It feels strange. Good, in a way. Light. But hollow, too. Because this was my life’s primary structure and mode of organization for years and years. It was never easy, but there was something reassuring in having a definite measuring stick for success, in being able to know exactly what was required of me. It didn’t make it any easier to do what was required, didn’t lessen the toll on my mind or body, but at least I didn’t have the stress/fear of the unknown to deal with, too.

I’m trying to find a new way to structure my life. I know that, for a lot of people, that’s work. I’ve gotten news that I’m being published (OMG!!!) so my writing career is taking off, but I know that won’t pay the bills right now (and might not ever). I have some other opportunities that I’m looking into, and have gotten stuck playing the waiting game on, but there are things to consider on the work front that scare me.

Things like: How will I be able to hold a job when my health, physical and mental, is still unstable? How will I find a job that I can do with my limitations, and how do I hold onto it? What if I can’t work full-time? How will I support myself? What if I can’t ever work full-time?

And, because our culture is so, so bad about tying your identity to your work, your ability to be productive, I have to battle self-doubt on top of all those other things. Even knowing logically that I have worth as a person whether I can work or not doesn’t stop the emotional part of me from whispering that no one will want to be with, love, or be friends with a useless, disabled lesbian. It doesn’t stop the nagging questions of “How dependent will I have to be on others? How dependent am I allowed to be before I’m a burden? Who would be willing to shoulder that burden? How could I possibly be okay with being a burden on my loved ones?” from creeping up on me.

That kind of thought process is toxic, and I know it. It is also, unfortunately, incredibly difficult to root out. Knowing that it’s utter bullshit, that it’s capitalism telling me I have to be a successful, economically-productive individual to have worth; that it’s the decades of abuse undercutting my sense of self; that it’s my anxiety and mental illness trying to tear me down doesn’t make it go away or hurt any less.

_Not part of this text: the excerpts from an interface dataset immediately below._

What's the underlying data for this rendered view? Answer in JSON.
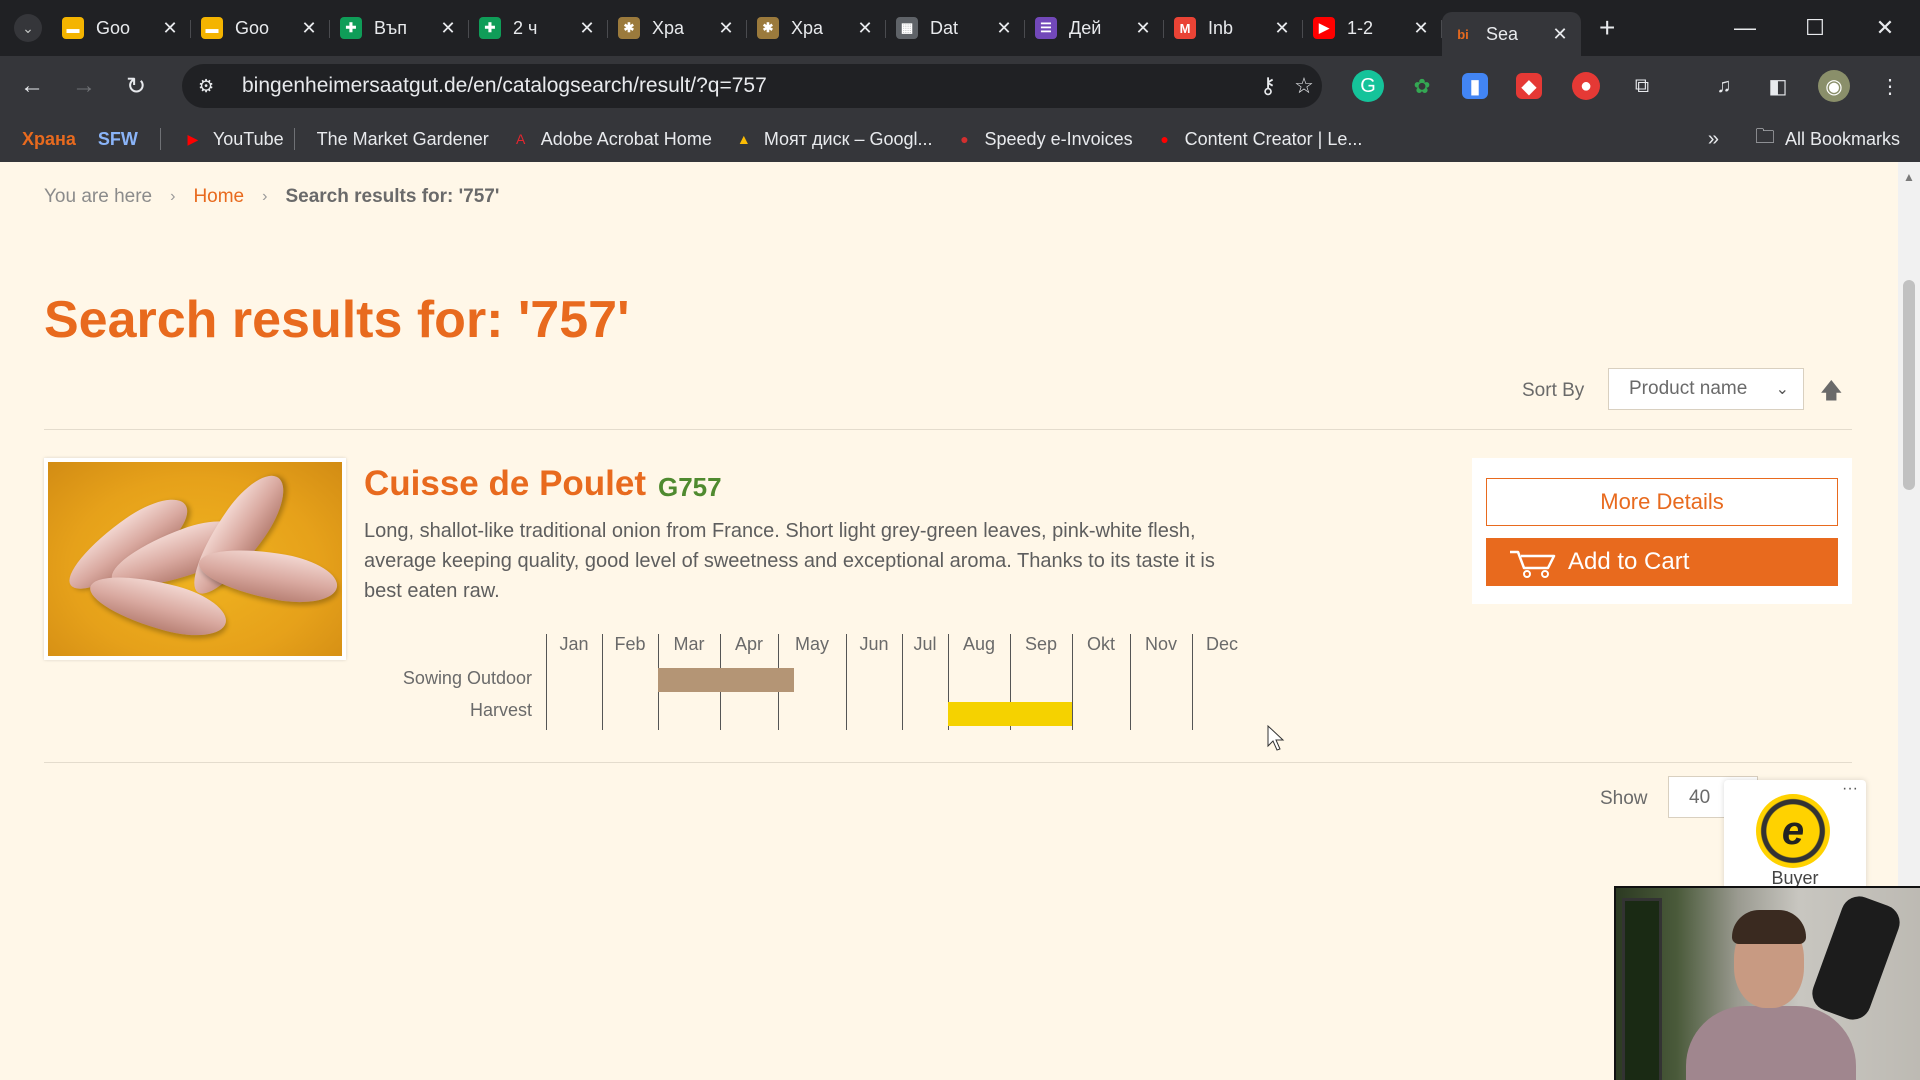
{
  "browser": {
    "tabs": [
      {
        "title": "Goo",
        "favicon": "google-slides-icon",
        "color": "#f4b400",
        "glyph": "▬"
      },
      {
        "title": "Goo",
        "favicon": "google-slides-icon",
        "color": "#f4b400",
        "glyph": "▬"
      },
      {
        "title": "Въп",
        "favicon": "google-sheets-icon",
        "color": "#0f9d58",
        "glyph": "✚"
      },
      {
        "title": "2 ч",
        "favicon": "google-sheets-icon",
        "color": "#0f9d58",
        "glyph": "✚"
      },
      {
        "title": "Хра",
        "favicon": "plant-icon",
        "color": "#9b7a3c",
        "glyph": "✱"
      },
      {
        "title": "Хра",
        "favicon": "plant-icon",
        "color": "#9b7a3c",
        "glyph": "✱"
      },
      {
        "title": "Dat",
        "favicon": "table-icon",
        "color": "#5f6368",
        "glyph": "▦"
      },
      {
        "title": "Дей",
        "favicon": "forms-icon",
        "color": "#7248b9",
        "glyph": "☰"
      },
      {
        "title": "Inb",
        "favicon": "gmail-icon",
        "color": "#ea4335",
        "glyph": "M"
      },
      {
        "title": "1-2",
        "favicon": "youtube-icon",
        "color": "#ff0000",
        "glyph": "▶"
      },
      {
        "title": "Sea",
        "favicon": "bingenheimer-icon",
        "color": "#e86a1e",
        "glyph": "bi",
        "active": true
      }
    ],
    "url": "bingenheimersaatgut.de/en/catalogsearch/result/?q=757",
    "bookmarks": [
      {
        "label": "Храна",
        "icon": "",
        "bold": true,
        "color": "#e86a1e"
      },
      {
        "label": "SFW",
        "icon": "",
        "bold": true,
        "color": "#8ab4f8"
      },
      {
        "label": "YouTube",
        "icon": "youtube-icon",
        "color": "#ff0000",
        "glyph": "▶"
      },
      {
        "label": "The Market Gardener",
        "icon": "",
        "color": "",
        "glyph": ""
      },
      {
        "label": "Adobe Acrobat Home",
        "icon": "acrobat-icon",
        "color": "#e3262f",
        "glyph": "A"
      },
      {
        "label": "Моят диск – Googl...",
        "icon": "drive-icon",
        "color": "#fbbc04",
        "glyph": "▲"
      },
      {
        "label": "Speedy e-Invoices",
        "icon": "speedy-icon",
        "color": "#d32f2f",
        "glyph": "●"
      },
      {
        "label": "Content Creator | Le...",
        "icon": "youtube-icon",
        "color": "#ff0000",
        "glyph": "●"
      }
    ],
    "all_bookmarks": "All Bookmarks"
  },
  "page": {
    "breadcrumb": {
      "you_are_here": "You are here",
      "home": "Home",
      "current": "Search results for: '757'"
    },
    "heading": "Search results for: '757'",
    "sort": {
      "label": "Sort By",
      "selected": "Product name"
    },
    "product": {
      "name": "Cuisse de Poulet",
      "code": "G757",
      "description": "Long, shallot-like traditional onion from France. Short light grey-green leaves, pink-white flesh, average keeping quality, good level of sweetness and exceptional aroma. Thanks to its taste it is best eaten raw.",
      "more_details": "More Details",
      "add_to_cart": "Add to Cart",
      "calendar": {
        "months": [
          "Jan",
          "Feb",
          "Mar",
          "Apr",
          "May",
          "Jun",
          "Jul",
          "Aug",
          "Sep",
          "Okt",
          "Nov",
          "Dec"
        ],
        "rows": [
          {
            "label": "Sowing Outdoor",
            "months": [
              "Mar",
              "Apr",
              "May"
            ],
            "color": "#b49575"
          },
          {
            "label": "Harvest",
            "months": [
              "Aug",
              "Sep"
            ],
            "color": "#f5d200"
          }
        ]
      }
    },
    "show": {
      "label": "Show",
      "selected": "40"
    },
    "trusted_shops": {
      "badge": "e",
      "text": "Buyer"
    }
  },
  "colors": {
    "accent": "#e86a1e",
    "code_green": "#4f8a2f",
    "page_bg": "#fff7e8"
  }
}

All I can do in those moments is remind myself that:
1) I have people who love me so, so much, and in a variety of ways;
2) I have been working towards better health and stability for about 2 years now, and my efforts have started to pay off;
3) I am trying to pursue work, but have to wait and see if things fall into place—and it’s not my fault if they don’t;
4) My limits are not my fault;
5) Human beings are inherently social creatures, and we all need to be taken care of sometimes, no matter our age or level of ability;
6) I am trying, and that counts;
7) My limits are still not my fault.
~
I think this goes without saying, but as we live in a world of rampant asshattery, please allow me to state for the record: this is my intellectual property. As such, please do not copy, circulate, edit, alter, take credit for, or otherwise appropriate this material without my express permission. Thank you.

Anatomy of a Bullshit Sandwich

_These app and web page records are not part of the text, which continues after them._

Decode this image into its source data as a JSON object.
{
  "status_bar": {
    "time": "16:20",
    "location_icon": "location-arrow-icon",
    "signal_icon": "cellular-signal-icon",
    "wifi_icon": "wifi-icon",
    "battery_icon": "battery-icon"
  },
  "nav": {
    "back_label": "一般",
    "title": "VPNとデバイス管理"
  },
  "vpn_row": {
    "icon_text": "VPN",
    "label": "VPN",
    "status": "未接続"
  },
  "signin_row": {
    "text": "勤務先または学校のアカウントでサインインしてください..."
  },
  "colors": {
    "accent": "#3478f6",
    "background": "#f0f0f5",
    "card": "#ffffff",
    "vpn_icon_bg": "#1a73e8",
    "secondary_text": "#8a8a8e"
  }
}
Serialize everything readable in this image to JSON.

Top bun: rational-seeming argument

Lettuce: claiming familial/friendship/romantic ties

Cheese: crocodile tears

Meat: HEINOUS FUCKING BULLSHIT

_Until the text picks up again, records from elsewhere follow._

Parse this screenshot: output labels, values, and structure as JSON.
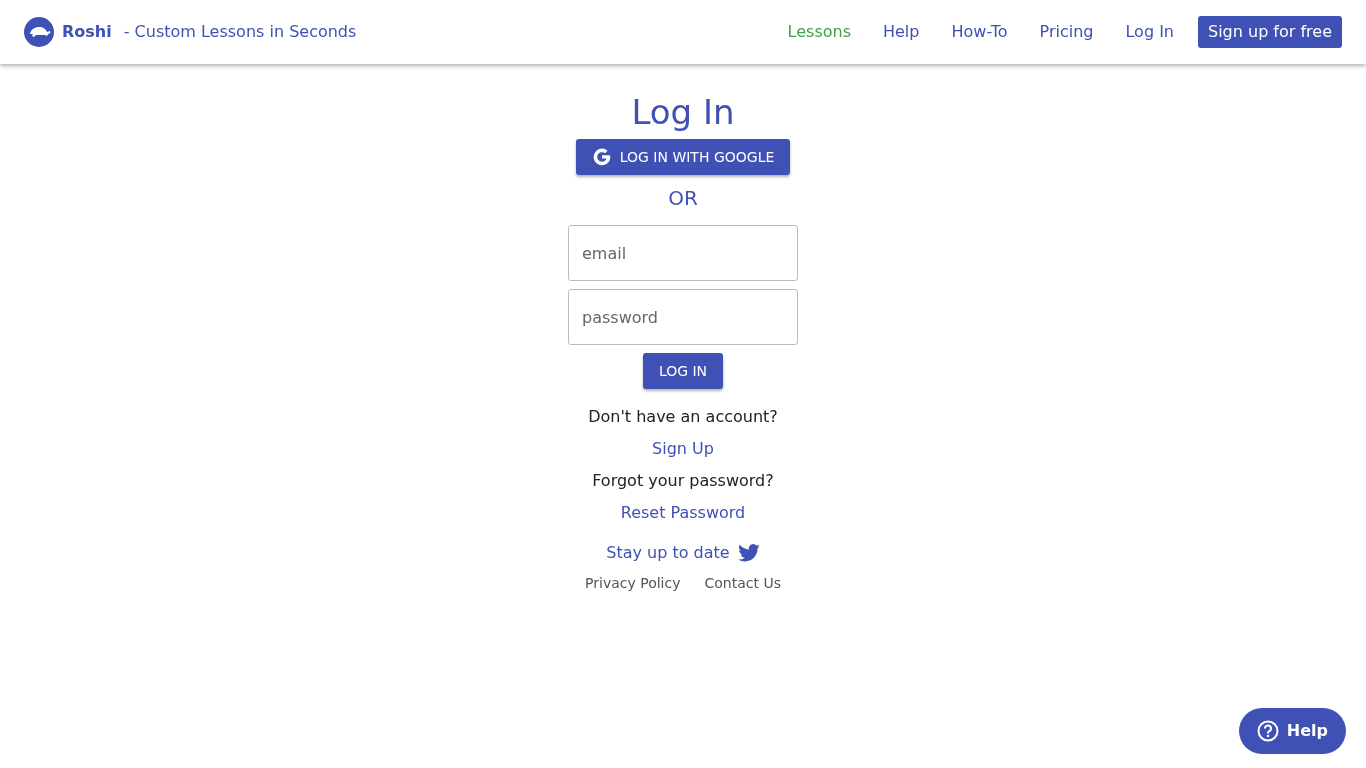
{
  "brand": {
    "name": "Roshi",
    "tagline": "- Custom Lessons in Seconds"
  },
  "nav": [
    {
      "label": "Lessons",
      "kind": "link",
      "selected": true
    },
    {
      "label": "Help",
      "kind": "link",
      "selected": false
    },
    {
      "label": "How-To",
      "kind": "link",
      "selected": false
    },
    {
      "label": "Pricing",
      "kind": "link",
      "selected": false
    },
    {
      "label": "Log In",
      "kind": "link",
      "selected": false
    },
    {
      "label": "Sign up for free",
      "kind": "button",
      "selected": false
    }
  ],
  "login": {
    "title": "Log In",
    "google_button": "LOG IN WITH GOOGLE",
    "or": "OR",
    "email": {
      "placeholder": "email"
    },
    "password": {
      "placeholder": "password"
    },
    "submit": "LOG IN",
    "no_account": "Don't have an account?",
    "sign_up": "Sign Up",
    "forgot": "Forgot your password?",
    "reset": "Reset Password"
  },
  "footer": {
    "twitter": "Stay up to date",
    "links": [
      "Privacy Policy",
      "Contact Us"
    ]
  },
  "help_button": "Help"
}
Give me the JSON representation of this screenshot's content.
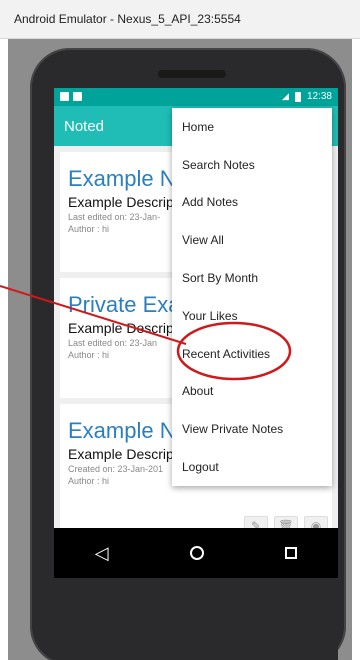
{
  "window": {
    "title": "Android Emulator - Nexus_5_API_23:5554"
  },
  "status_bar": {
    "time": "12:38"
  },
  "app_bar": {
    "title": "Noted"
  },
  "notes": [
    {
      "title": "Example No",
      "description": "Example Descrip",
      "meta": "Last edited on: 23-Jan-",
      "author": "Author : hi"
    },
    {
      "title": "Private Exa",
      "description": "Example Descrip",
      "meta": "Last edited on: 23-Jan",
      "author": "Author : hi"
    },
    {
      "title": "Example No",
      "description": "Example Descrip",
      "meta": "Created on: 23-Jan-201",
      "author": "Author : hi"
    }
  ],
  "note_actions": [
    "edit-icon",
    "delete-icon",
    "view-icon"
  ],
  "menu": {
    "items": [
      {
        "label": "Home"
      },
      {
        "label": "Search Notes"
      },
      {
        "label": "Add Notes"
      },
      {
        "label": "View All"
      },
      {
        "label": "Sort By Month"
      },
      {
        "label": "Your Likes"
      },
      {
        "label": "Recent Activities"
      },
      {
        "label": "About"
      },
      {
        "label": "View Private Notes"
      },
      {
        "label": "Logout"
      }
    ],
    "highlighted": "Recent Activities"
  },
  "colors": {
    "accent": "#1fbdb5",
    "status_bar": "#00a39a",
    "title_blue": "#2b7fc0",
    "annotation_red": "#d0191b"
  }
}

Bottom bun: supposed sincerity

~

I think this goes without saying, but as we live in a world of rampant asshattery, please allow me to state for the record: this is my intellectual property. As such, please do not copy, circulate, edit, alter, take credit for, or otherwise appropriate this material without my express permission. Thank you.

 

The wonderfully snarky individual previously referred to as “Card-Geek” will be referred to from here on out as “Alex”, and backdated content will be changed accordingly.

Because I love my people, and if I’m going to blog about them, I need to be respectful of their wishes. For my own peace of mind, if nothing else.

*blows kisses*

~

I think this goes without saying, but as we live in a world of rampant asshattery, please allow me to state for the record: this is my intellectual property. As such, please do not copy, circulate, edit, alter, take credit for, or otherwise appropriate this material without my express permission. Thank you.

 

Another Official Edit